Orkney is part of Scotland, but very definitely feels ‘other’ from it. Local people speak a dialect that has its roots in the Norse languages. Coming from a region of Scotland where Gaelic is widely encountered, we found the place-names a delightful combination of the exotic and familiar: fancy going to Gutterpool, The Gloup, or Tongue of Gangsta?
If you’re interested in more recent history there are many locations that have been marked in some way by the two World Wars. The southern islands form a huge natural harbour, Scapa Flow, which has been used extensively by the navy since the nineteen century. This attracted attention from German boats during both wars and consequently all kinds of steps were taken to secure the area, ranging from scuppering captured vessels to building barriers between islands. Tragically, many boats were also sunk during conflict with loss of life on both sides. If you’re into diving, there are a good number boats from the scuppered fleet you can explore (Martin enjoyed a dive on our last visit). On dry land, the remains of gun batteries at places like Hoxa Head give you a strong sense of how important this area was during the wars.

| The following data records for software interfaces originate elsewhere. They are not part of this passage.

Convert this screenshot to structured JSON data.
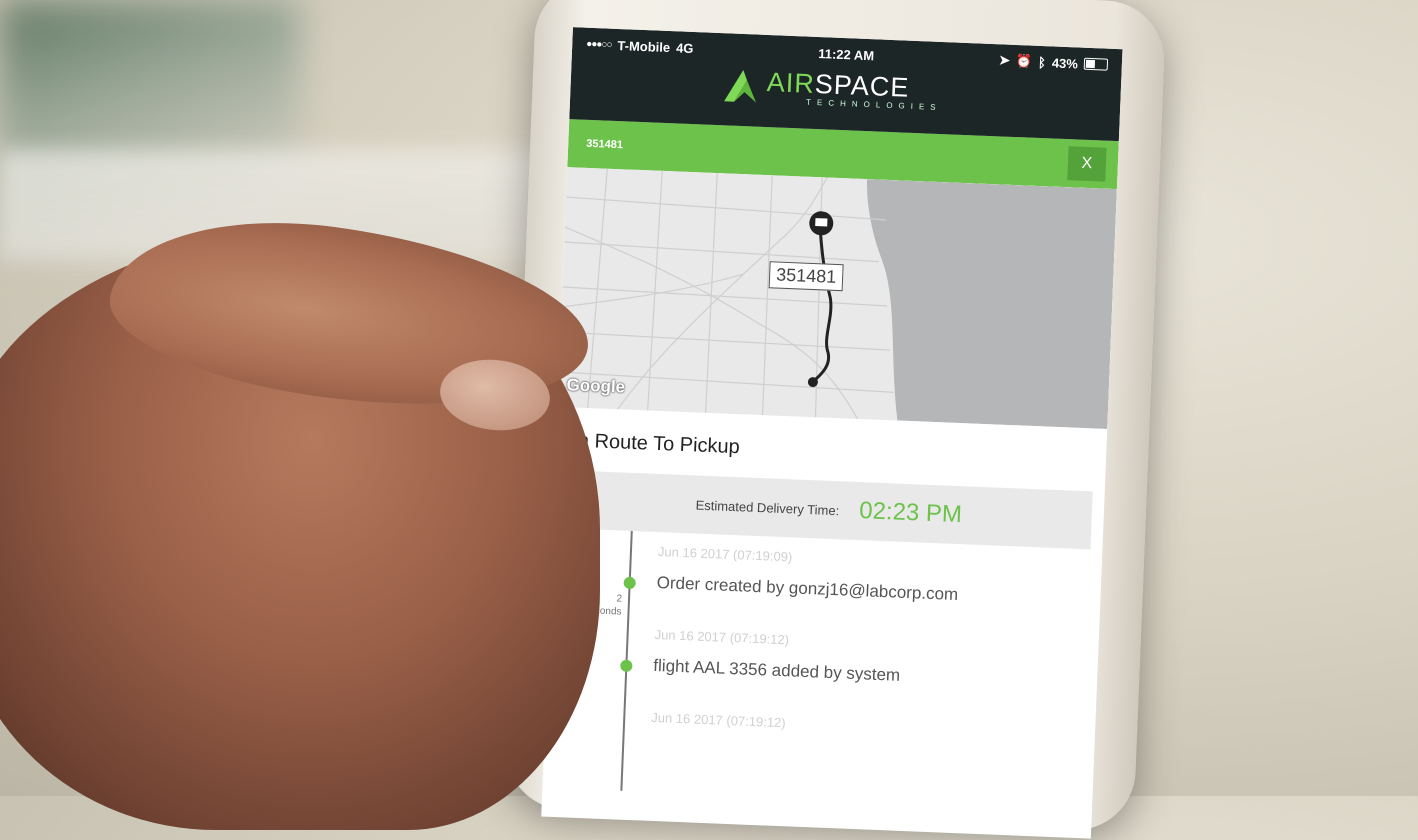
{
  "status_bar": {
    "carrier": "T-Mobile",
    "network": "4G",
    "time": "11:22 AM",
    "battery": "43%"
  },
  "brand": {
    "name_part1": "AIR",
    "name_part2": "SPACE",
    "tagline": "TECHNOLOGIES",
    "accent_color": "#7ed957",
    "header_color": "#1d2626"
  },
  "order_bar": {
    "order_id": "351481",
    "close_label": "X",
    "color": "#6cc24a"
  },
  "map": {
    "pin_label": "351481",
    "attribution": "Google"
  },
  "delivery": {
    "status_title": "In Route To Pickup",
    "eta_label": "Estimated Delivery Time:",
    "eta_time": "02:23 PM"
  },
  "timeline": [
    {
      "date": "Jun 16 2017 (07:19:09)",
      "text": "Order created by gonzj16@labcorp.com",
      "gap_value": "2",
      "gap_unit": "Seconds"
    },
    {
      "date": "Jun 16 2017 (07:19:12)",
      "text": "flight AAL 3356 added by system"
    },
    {
      "date": "Jun 16 2017 (07:19:12)",
      "text": ""
    }
  ]
}
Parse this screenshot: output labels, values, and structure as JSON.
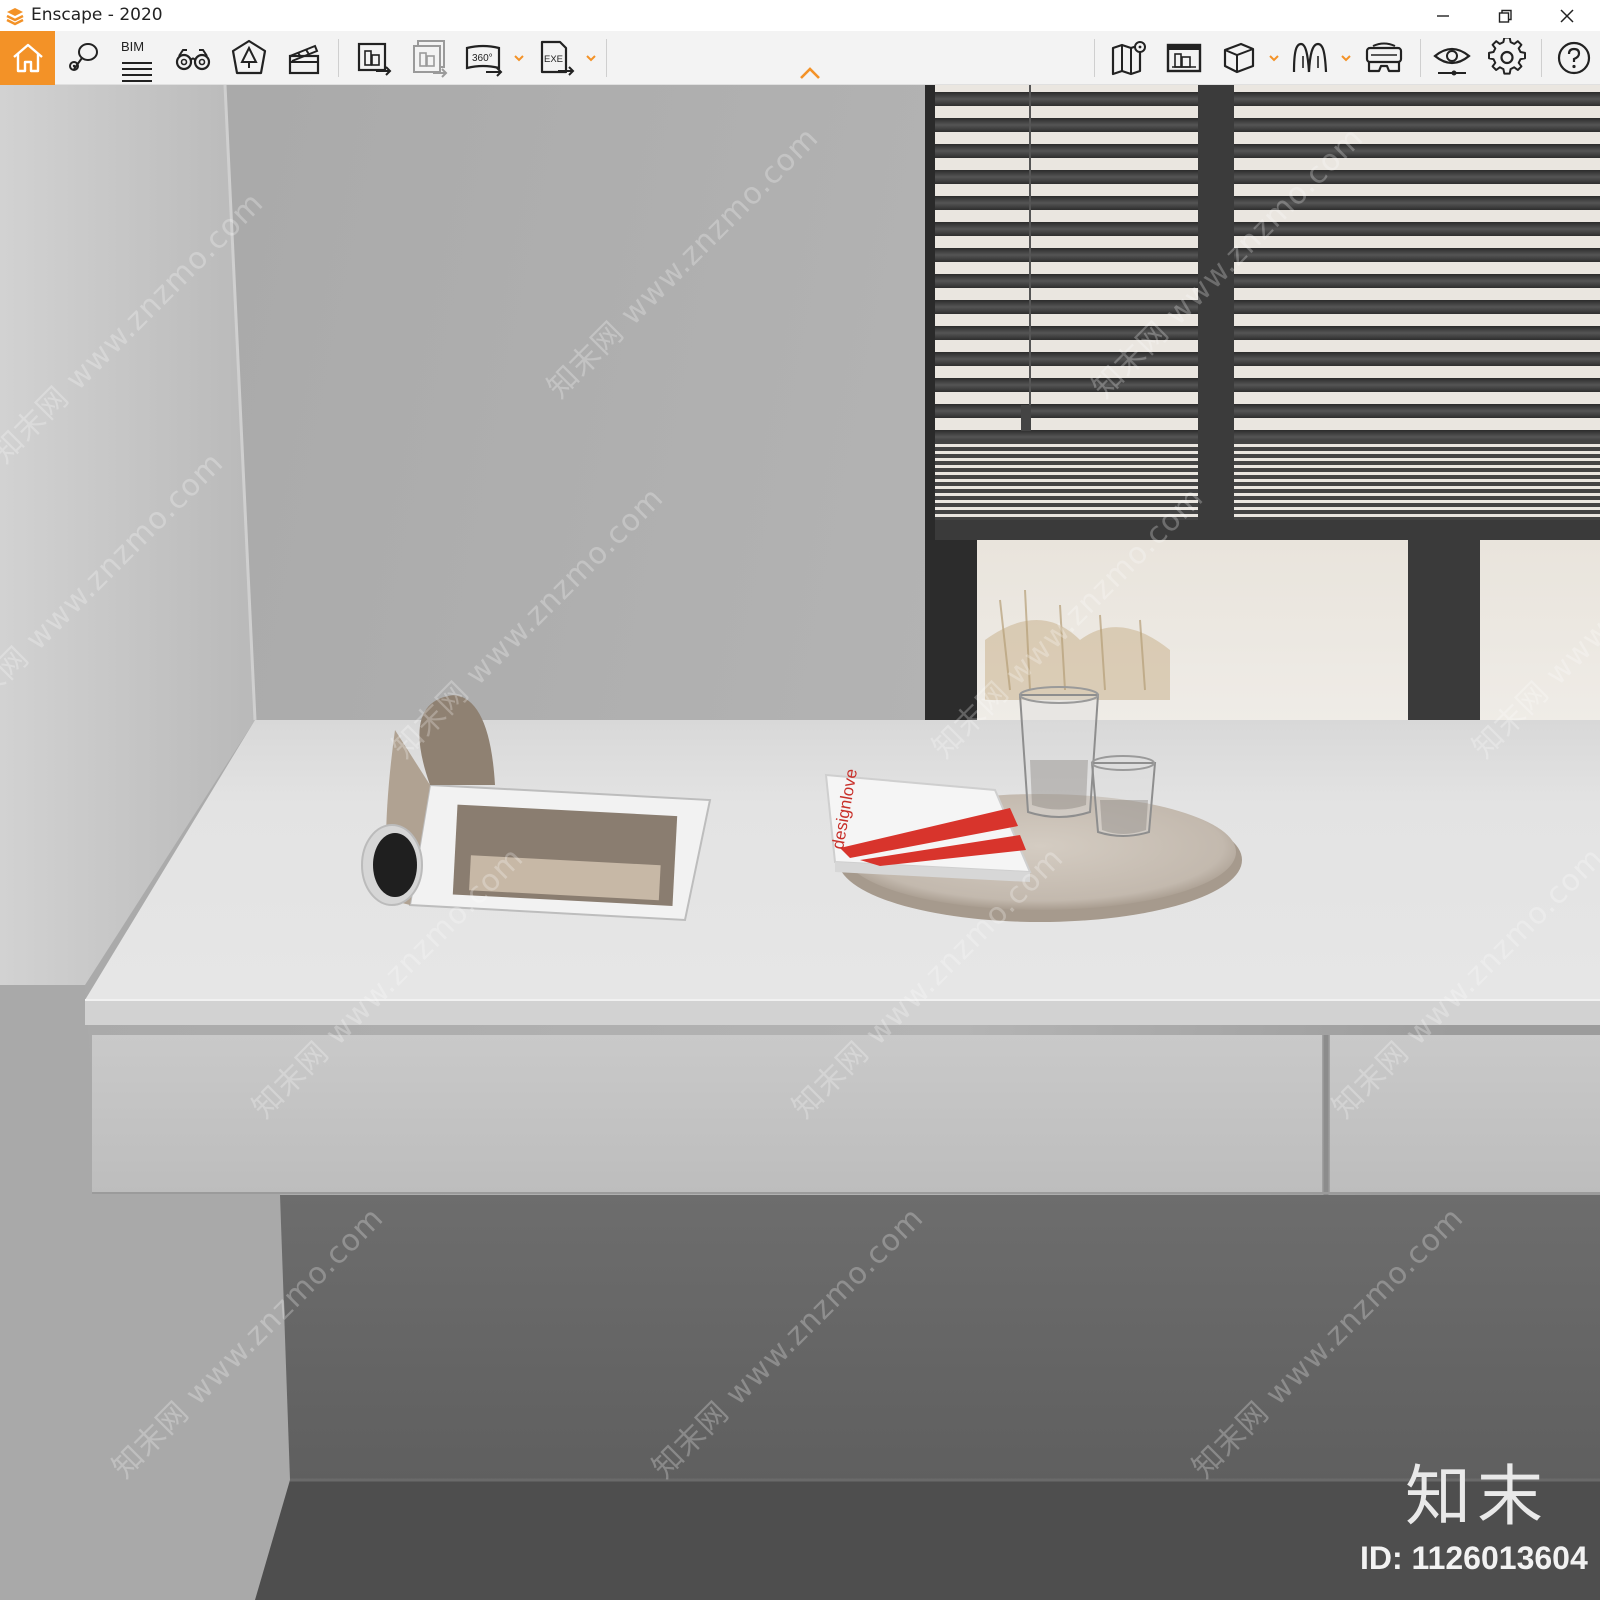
{
  "window": {
    "title": "Enscape - 2020",
    "accent_color": "#f39227",
    "controls": [
      {
        "name": "minimize-icon"
      },
      {
        "name": "restore-icon"
      },
      {
        "name": "close-icon"
      }
    ]
  },
  "toolbar": {
    "left_tools": [
      {
        "name": "home-icon",
        "active": true
      },
      {
        "name": "views-pin-icon"
      },
      {
        "name": "bim-icon",
        "label": "BIM"
      },
      {
        "name": "binoculars-icon"
      },
      {
        "name": "atmosphere-tree-icon"
      },
      {
        "name": "video-editor-clapper-icon"
      },
      {
        "name": "render-image-icon"
      },
      {
        "name": "batch-render-icon"
      },
      {
        "name": "panorama-360-icon",
        "label": "360°",
        "has_dropdown": true
      },
      {
        "name": "export-exe-icon",
        "label": "EXE",
        "has_dropdown": true
      }
    ],
    "right_tools": [
      {
        "name": "map-icon"
      },
      {
        "name": "asset-library-icon"
      },
      {
        "name": "cube-view-icon",
        "has_dropdown": true
      },
      {
        "name": "light-view-icon",
        "has_dropdown": true
      },
      {
        "name": "vr-headset-icon"
      },
      {
        "name": "visual-settings-eye-icon"
      },
      {
        "name": "settings-gear-icon"
      },
      {
        "name": "help-icon"
      }
    ],
    "collapse_arrow": "chevron-up-icon"
  },
  "viewport": {
    "scene_objects": [
      "wall",
      "window-blinds",
      "window",
      "desk",
      "desk-drawer",
      "open-magazine",
      "wooden-tray",
      "designlove-book",
      "drinking-glass"
    ],
    "book_cover_text": "designlove",
    "watermark_text": "知末网 www.znzmo.com",
    "brand_text": "知末",
    "image_id": "ID: 1126013604"
  }
}
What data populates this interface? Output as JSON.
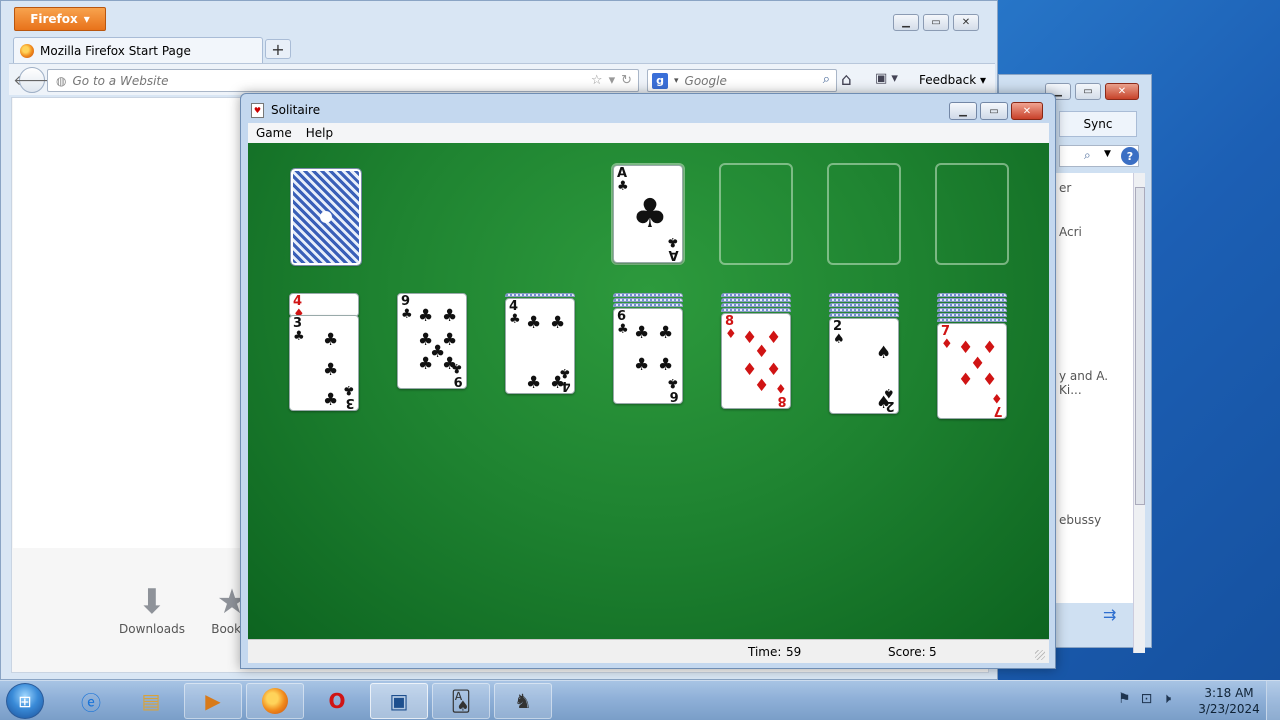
{
  "firefox": {
    "menu_button": "Firefox",
    "tab_title": "Mozilla Firefox Start Page",
    "url_placeholder": "Go to a Website",
    "search_placeholder": "Google",
    "feedback_label": "Feedback",
    "shortcuts": [
      {
        "label": "Downloads",
        "icon": "download-icon"
      },
      {
        "label": "Bookm",
        "icon": "bookmark-icon"
      }
    ]
  },
  "background_window": {
    "tab_label": "Sync",
    "list_items": [
      "er",
      "Acri",
      "y and A. Ki...",
      "ebussy"
    ]
  },
  "solitaire": {
    "title": "Solitaire",
    "menus": [
      "Game",
      "Help"
    ],
    "status": {
      "time_label": "Time:",
      "time_value": "59",
      "score_label": "Score:",
      "score_value": "5"
    },
    "foundation": [
      {
        "rank": "A",
        "suit": "♣",
        "color": "black"
      },
      null,
      null,
      null
    ],
    "tableau": [
      {
        "hidden": 0,
        "cards": [
          {
            "rank": "4",
            "suit": "♦",
            "color": "red"
          },
          {
            "rank": "3",
            "suit": "♣",
            "color": "black"
          }
        ]
      },
      {
        "hidden": 0,
        "cards": [
          {
            "rank": "9",
            "suit": "♣",
            "color": "black"
          }
        ]
      },
      {
        "hidden": 1,
        "cards": [
          {
            "rank": "4",
            "suit": "♣",
            "color": "black"
          }
        ]
      },
      {
        "hidden": 3,
        "cards": [
          {
            "rank": "6",
            "suit": "♣",
            "color": "black"
          }
        ]
      },
      {
        "hidden": 4,
        "cards": [
          {
            "rank": "8",
            "suit": "♦",
            "color": "red"
          }
        ]
      },
      {
        "hidden": 5,
        "cards": [
          {
            "rank": "2",
            "suit": "♠",
            "color": "black"
          }
        ]
      },
      {
        "hidden": 6,
        "cards": [
          {
            "rank": "7",
            "suit": "♦",
            "color": "red"
          }
        ]
      }
    ]
  },
  "taskbar": {
    "clock_time": "3:18 AM",
    "clock_date": "3/23/2024",
    "apps": [
      "internet-explorer-icon",
      "file-explorer-icon",
      "media-player-icon",
      "firefox-icon",
      "opera-icon",
      "virtualbox-icon",
      "solitaire-icon",
      "chess-icon"
    ]
  },
  "colors": {
    "felt": "#1f8431",
    "red_suit": "#d01414",
    "firefox_orange": "#e8721a"
  }
}
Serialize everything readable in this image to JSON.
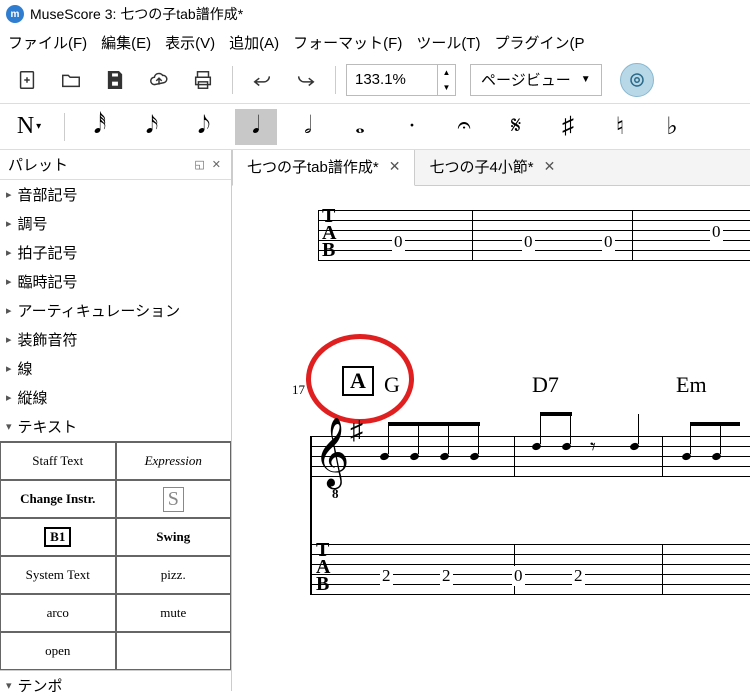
{
  "window": {
    "title": "MuseScore 3: 七つの子tab譜作成*"
  },
  "menus": [
    "ファイル(F)",
    "編集(E)",
    "表示(V)",
    "追加(A)",
    "フォーマット(F)",
    "ツール(T)",
    "プラグイン(P"
  ],
  "toolbar": {
    "zoom": "133.1%",
    "view_mode": "ページビュー"
  },
  "note_toolbar": {
    "first": "N",
    "glyphs": [
      "𝅘𝅥𝅰",
      "𝅘𝅥𝅯",
      "𝅘𝅥𝅮",
      "𝅘𝅥",
      "𝅗𝅥",
      "𝅝",
      "·",
      "𝄐",
      "𝄋",
      "♯",
      "♮",
      "♭"
    ]
  },
  "palette": {
    "title": "パレット",
    "items": [
      "音部記号",
      "調号",
      "拍子記号",
      "臨時記号",
      "アーティキュレーション",
      "装飾音符",
      "線",
      "縦線",
      "テキスト"
    ],
    "bottom": "テンポ",
    "text_cells": [
      [
        "Staff Text",
        "Expression"
      ],
      [
        "Change Instr.",
        "S"
      ],
      [
        "B1",
        "Swing"
      ],
      [
        "System Text",
        "pizz."
      ],
      [
        "arco",
        "mute"
      ],
      [
        "open",
        ""
      ]
    ]
  },
  "tabs": [
    {
      "label": "七つの子tab譜作成*",
      "active": true
    },
    {
      "label": "七つの子4小節*",
      "active": false
    }
  ],
  "score": {
    "measure_no": "17",
    "rehearsal": "A",
    "chords": [
      "G",
      "D7",
      "Em"
    ],
    "tab1_frets": [
      "0",
      "0",
      "0",
      "0"
    ],
    "tab2_frets": [
      "2",
      "2",
      "0",
      "2"
    ]
  }
}
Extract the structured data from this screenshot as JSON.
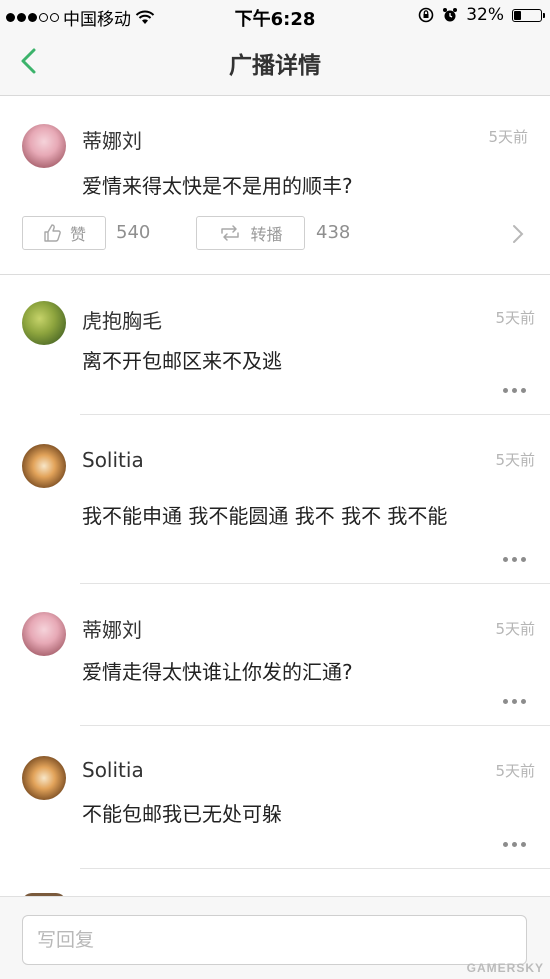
{
  "status_bar": {
    "carrier": "中国移动",
    "time": "下午6:28",
    "battery": "32%",
    "battery_level": 0.32
  },
  "nav": {
    "title": "广播详情"
  },
  "post": {
    "author": "蒂娜刘",
    "time": "5天前",
    "text": "爱情来得太快是不是用的顺丰?",
    "like_label": "赞",
    "like_count": "540",
    "repost_label": "转播",
    "repost_count": "438"
  },
  "comments": [
    {
      "author": "虎抱胸毛",
      "time": "5天前",
      "text": "离不开包邮区来不及逃"
    },
    {
      "author": "Solitia",
      "time": "5天前",
      "text": "我不能申通 我不能圆通 我不 我不 我不能"
    },
    {
      "author": "蒂娜刘",
      "time": "5天前",
      "text": "爱情走得太快谁让你发的汇通?"
    },
    {
      "author": "Solitia",
      "time": "5天前",
      "text": "不能包邮我已无处可躲"
    }
  ],
  "reply": {
    "placeholder": "写回复"
  },
  "watermark": "GAMERSKY",
  "colors": {
    "accent_green": "#3cb36b",
    "bar_bg": "#f7f7f7"
  }
}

The two main towns on Mainland Orkney are Kirkwall and Stromness. Stromness is quainter, but Kirkwall has more shops and a Cathedral. There are loads of local goodies to tempt you; it’s the kind of place where if you look carefully enough in a hardware store, you’ll find a great deal on Highland Park whisky. Ewan, our youngest, now wants to move to Orkney; although he’s not sure whether to live in a stone-age hut, a viking longhouse or a cottage with underfloor heating. Having felt those northern winds, I know which I would choose.